- [Task item] Total the lines of the entries below that hold the string "JSON", then write only that total.

- [Provided material]
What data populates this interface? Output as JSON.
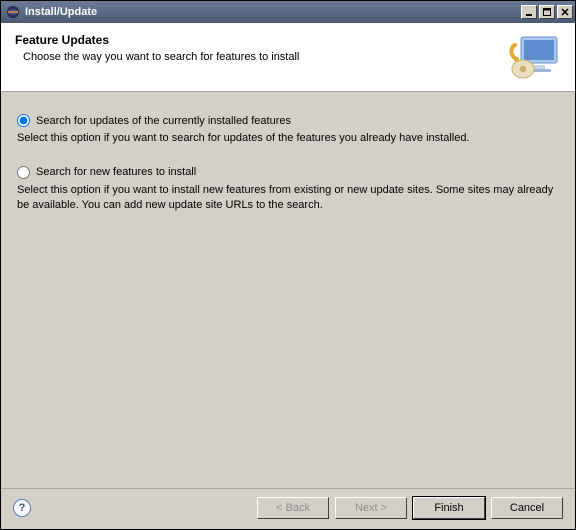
{
  "window": {
    "title": "Install/Update"
  },
  "header": {
    "heading": "Feature Updates",
    "subtitle": "Choose the way you want to search for features to install"
  },
  "options": {
    "updates": {
      "label": "Search for updates of the currently installed features",
      "description": "Select this option if you want to search for updates of the features you already have installed.",
      "selected": true
    },
    "newFeatures": {
      "label": "Search for new features to install",
      "description": "Select this option if you want to install new features from existing or new update sites. Some sites may already be available. You can add new update site URLs to the search.",
      "selected": false
    }
  },
  "buttons": {
    "back": "< Back",
    "next": "Next >",
    "finish": "Finish",
    "cancel": "Cancel"
  },
  "icons": {
    "app": "eclipse-icon",
    "header": "update-monitor-icon",
    "help": "?"
  },
  "colors": {
    "titlebar_start": "#6b7c94",
    "titlebar_end": "#4a5b73",
    "dialog_bg": "#d4d0c8",
    "header_bg": "#ffffff"
  }
}
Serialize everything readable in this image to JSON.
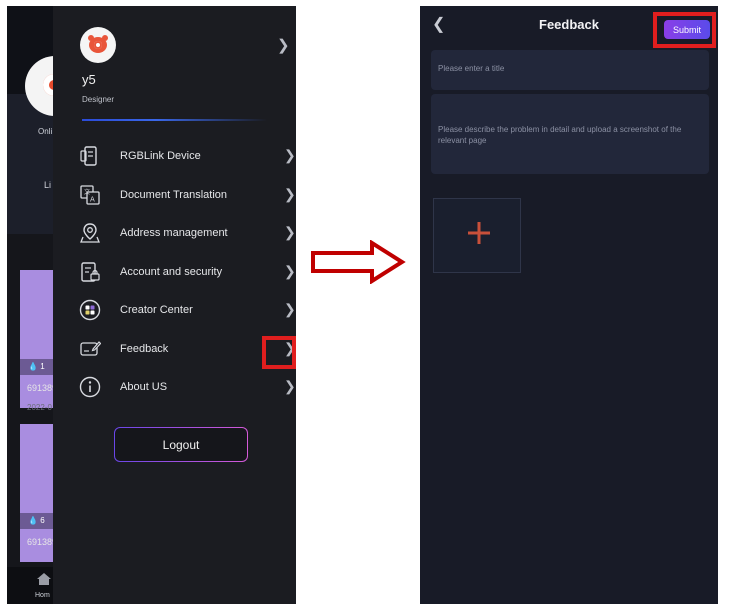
{
  "left_screen": {
    "background_app": {
      "avatar_status": "Onli",
      "stat_label": "Li",
      "card1_badge": "1",
      "card1_number": "691389",
      "card1_date": "2022-0",
      "card2_badge": "6",
      "card2_number": "691389",
      "bottom_nav_home": "Hom"
    },
    "drawer": {
      "user_name": "y5",
      "user_role": "Designer",
      "menu": [
        {
          "label": "RGBLink Device",
          "icon": "device-icon"
        },
        {
          "label": "Document Translation",
          "icon": "translate-icon"
        },
        {
          "label": "Address management",
          "icon": "location-pin-icon"
        },
        {
          "label": "Account and security",
          "icon": "account-security-icon"
        },
        {
          "label": "Creator Center",
          "icon": "creator-center-icon"
        },
        {
          "label": "Feedback",
          "icon": "feedback-icon"
        },
        {
          "label": "About US",
          "icon": "info-icon"
        }
      ],
      "logout_label": "Logout"
    }
  },
  "right_screen": {
    "title": "Feedback",
    "submit_label": "Submit",
    "title_placeholder": "Please enter a title",
    "description_placeholder": "Please describe the problem in detail and upload a screenshot of the relevant page"
  },
  "colors": {
    "highlight": "#e01e1e",
    "accent_gradient_start": "#8a3ee7",
    "accent_gradient_end": "#5a4bea",
    "plus_color": "#c9503a"
  }
}
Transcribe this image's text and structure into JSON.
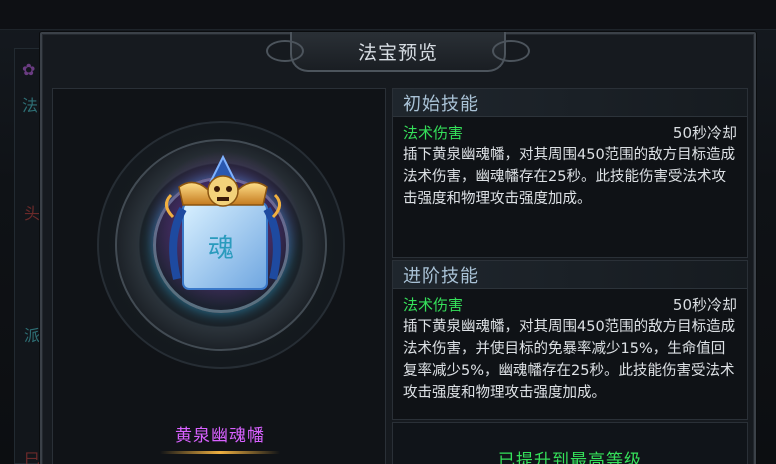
{
  "background": {
    "chars": [
      "法",
      "头",
      "派",
      "巳"
    ]
  },
  "modal": {
    "title": "法宝预览",
    "item": {
      "name": "黄泉幽魂幡",
      "icon": "soul-banner-icon",
      "banner_glyph": "魂"
    },
    "basic_skill": {
      "header": "初始技能",
      "name": "法术伤害",
      "cooldown": "50秒冷却",
      "description": "插下黄泉幽魂幡，对其周围450范围的敌方目标造成法术伤害，幽魂幡存在25秒。此技能伤害受法术攻击强度和物理攻击强度加成。"
    },
    "advanced_skill": {
      "header": "进阶技能",
      "name": "法术伤害",
      "cooldown": "50秒冷却",
      "description": "插下黄泉幽魂幡，对其周围450范围的敌方目标造成法术伤害，并使目标的免暴率减少15%，生命值回复率减少5%，幽魂幡存在25秒。此技能伤害受法术攻击强度和物理攻击强度加成。"
    },
    "status_text": "已提升到最高等级"
  },
  "colors": {
    "skill_name": "#35e05a",
    "item_name": "#d861ff",
    "header_text": "#a9c2d6"
  }
}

- [Solution for this task] 3